### WHAT NEEDS TO BE DONE
For this exercise, write out the full listing that follows exactly and skip its pictures.
Start of DATA FOR THIS TASK
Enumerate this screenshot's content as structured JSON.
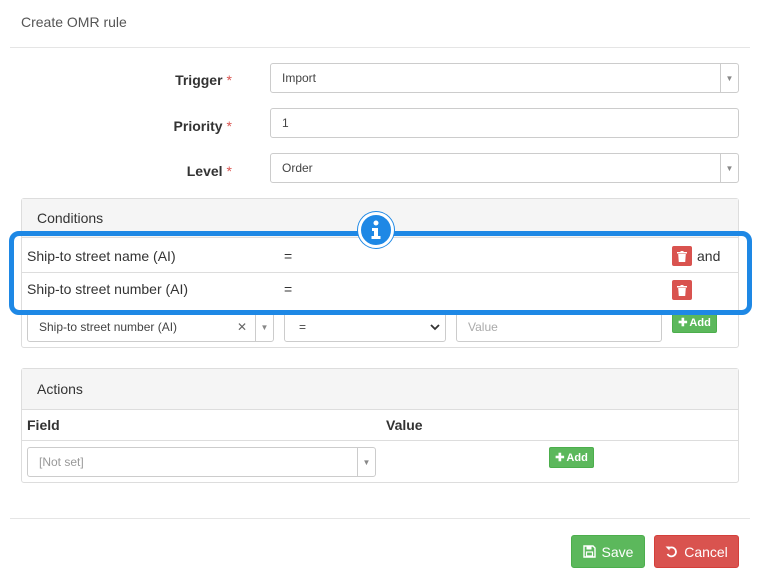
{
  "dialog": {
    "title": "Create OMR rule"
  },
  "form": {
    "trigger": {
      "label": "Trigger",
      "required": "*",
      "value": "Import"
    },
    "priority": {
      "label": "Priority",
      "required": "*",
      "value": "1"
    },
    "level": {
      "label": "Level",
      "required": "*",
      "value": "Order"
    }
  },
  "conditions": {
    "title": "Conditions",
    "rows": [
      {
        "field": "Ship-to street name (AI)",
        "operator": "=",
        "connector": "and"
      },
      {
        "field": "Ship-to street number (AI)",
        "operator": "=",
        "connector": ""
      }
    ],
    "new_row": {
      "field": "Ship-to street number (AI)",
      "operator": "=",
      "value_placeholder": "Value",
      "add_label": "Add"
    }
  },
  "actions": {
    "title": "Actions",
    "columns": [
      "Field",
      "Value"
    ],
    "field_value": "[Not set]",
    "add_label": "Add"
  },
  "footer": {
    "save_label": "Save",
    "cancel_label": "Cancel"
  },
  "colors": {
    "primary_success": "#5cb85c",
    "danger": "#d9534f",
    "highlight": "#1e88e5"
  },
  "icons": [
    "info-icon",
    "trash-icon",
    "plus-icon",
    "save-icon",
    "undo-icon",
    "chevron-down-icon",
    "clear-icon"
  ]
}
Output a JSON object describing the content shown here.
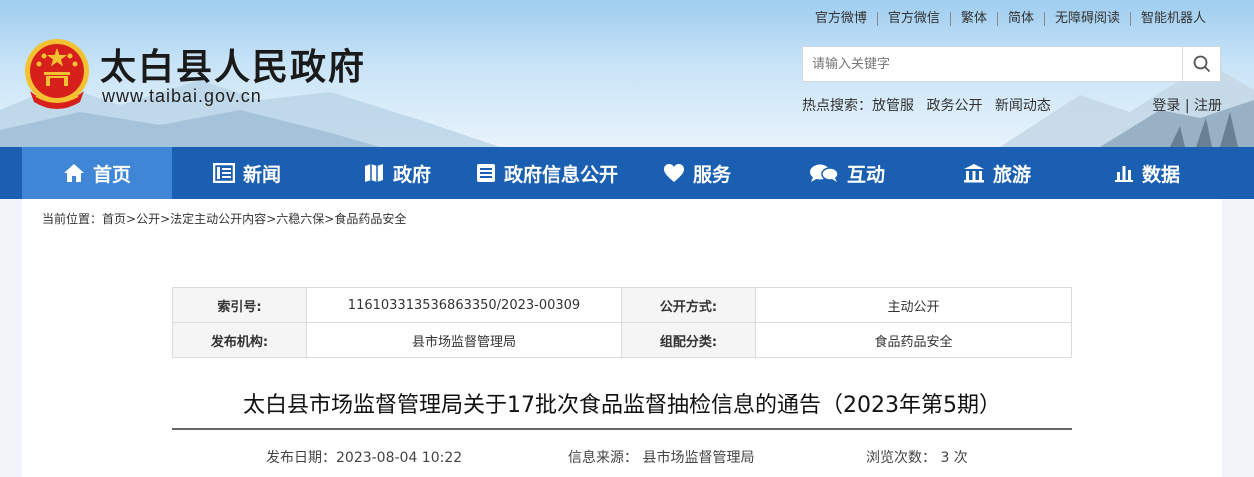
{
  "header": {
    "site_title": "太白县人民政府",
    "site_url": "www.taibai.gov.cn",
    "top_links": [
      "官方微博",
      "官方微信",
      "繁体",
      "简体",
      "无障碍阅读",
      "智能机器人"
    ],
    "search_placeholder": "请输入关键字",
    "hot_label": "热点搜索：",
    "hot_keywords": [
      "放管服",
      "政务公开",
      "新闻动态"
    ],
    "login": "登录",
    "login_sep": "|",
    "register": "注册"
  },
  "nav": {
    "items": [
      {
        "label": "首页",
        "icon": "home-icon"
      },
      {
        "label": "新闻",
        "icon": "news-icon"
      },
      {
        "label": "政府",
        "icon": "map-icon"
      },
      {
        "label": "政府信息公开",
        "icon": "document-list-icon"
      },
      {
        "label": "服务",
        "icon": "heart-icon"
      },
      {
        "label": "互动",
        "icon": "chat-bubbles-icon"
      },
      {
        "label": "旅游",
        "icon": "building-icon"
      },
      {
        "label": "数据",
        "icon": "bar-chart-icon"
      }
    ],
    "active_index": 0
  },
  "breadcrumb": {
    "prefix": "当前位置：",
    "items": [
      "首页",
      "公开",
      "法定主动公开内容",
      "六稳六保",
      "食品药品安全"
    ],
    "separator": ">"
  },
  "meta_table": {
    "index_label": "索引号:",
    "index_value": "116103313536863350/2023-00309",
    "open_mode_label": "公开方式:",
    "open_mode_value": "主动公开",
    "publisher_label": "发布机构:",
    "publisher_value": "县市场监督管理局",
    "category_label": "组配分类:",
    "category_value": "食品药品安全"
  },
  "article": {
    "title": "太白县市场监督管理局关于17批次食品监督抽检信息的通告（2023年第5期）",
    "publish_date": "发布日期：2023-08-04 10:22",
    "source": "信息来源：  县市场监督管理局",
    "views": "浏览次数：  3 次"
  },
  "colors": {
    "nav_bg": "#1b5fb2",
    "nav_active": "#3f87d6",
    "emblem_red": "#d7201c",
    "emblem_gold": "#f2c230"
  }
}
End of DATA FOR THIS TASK
### RESPONSE TO THE TASK
Enumerate this screenshot's content as structured JSON.
{
  "dialog": {
    "title": "Create OMR rule"
  },
  "form": {
    "trigger": {
      "label": "Trigger",
      "required": "*",
      "value": "Import"
    },
    "priority": {
      "label": "Priority",
      "required": "*",
      "value": "1"
    },
    "level": {
      "label": "Level",
      "required": "*",
      "value": "Order"
    }
  },
  "conditions": {
    "title": "Conditions",
    "rows": [
      {
        "field": "Ship-to street name (AI)",
        "operator": "=",
        "connector": "and"
      },
      {
        "field": "Ship-to street number (AI)",
        "operator": "=",
        "connector": ""
      }
    ],
    "new_row": {
      "field": "Ship-to street number (AI)",
      "operator": "=",
      "value_placeholder": "Value",
      "add_label": "Add"
    }
  },
  "actions": {
    "title": "Actions",
    "columns": [
      "Field",
      "Value"
    ],
    "field_value": "[Not set]",
    "add_label": "Add"
  },
  "footer": {
    "save_label": "Save",
    "cancel_label": "Cancel"
  },
  "colors": {
    "primary_success": "#5cb85c",
    "danger": "#d9534f",
    "highlight": "#1e88e5"
  },
  "icons": [
    "info-icon",
    "trash-icon",
    "plus-icon",
    "save-icon",
    "undo-icon",
    "chevron-down-icon",
    "clear-icon"
  ]
}
Output a JSON object describing the content shown here.
{
  "header": {
    "site_title": "太白县人民政府",
    "site_url": "www.taibai.gov.cn",
    "top_links": [
      "官方微博",
      "官方微信",
      "繁体",
      "简体",
      "无障碍阅读",
      "智能机器人"
    ],
    "search_placeholder": "请输入关键字",
    "hot_label": "热点搜索：",
    "hot_keywords": [
      "放管服",
      "政务公开",
      "新闻动态"
    ],
    "login": "登录",
    "login_sep": "|",
    "register": "注册"
  },
  "nav": {
    "items": [
      {
        "label": "首页",
        "icon": "home-icon"
      },
      {
        "label": "新闻",
        "icon": "news-icon"
      },
      {
        "label": "政府",
        "icon": "map-icon"
      },
      {
        "label": "政府信息公开",
        "icon": "document-list-icon"
      },
      {
        "label": "服务",
        "icon": "heart-icon"
      },
      {
        "label": "互动",
        "icon": "chat-bubbles-icon"
      },
      {
        "label": "旅游",
        "icon": "building-icon"
      },
      {
        "label": "数据",
        "icon": "bar-chart-icon"
      }
    ],
    "active_index": 0
  },
  "breadcrumb": {
    "prefix": "当前位置：",
    "items": [
      "首页",
      "公开",
      "法定主动公开内容",
      "六稳六保",
      "食品药品安全"
    ],
    "separator": ">"
  },
  "meta_table": {
    "index_label": "索引号:",
    "index_value": "116103313536863350/2023-00309",
    "open_mode_label": "公开方式:",
    "open_mode_value": "主动公开",
    "publisher_label": "发布机构:",
    "publisher_value": "县市场监督管理局",
    "category_label": "组配分类:",
    "category_value": "食品药品安全"
  },
  "article": {
    "title": "太白县市场监督管理局关于17批次食品监督抽检信息的通告（2023年第5期）",
    "publish_date": "发布日期：2023-08-04 10:22",
    "source": "信息来源：  县市场监督管理局",
    "views": "浏览次数：  3 次"
  },
  "colors": {
    "nav_bg": "#1b5fb2",
    "nav_active": "#3f87d6",
    "emblem_red": "#d7201c",
    "emblem_gold": "#f2c230"
  }
}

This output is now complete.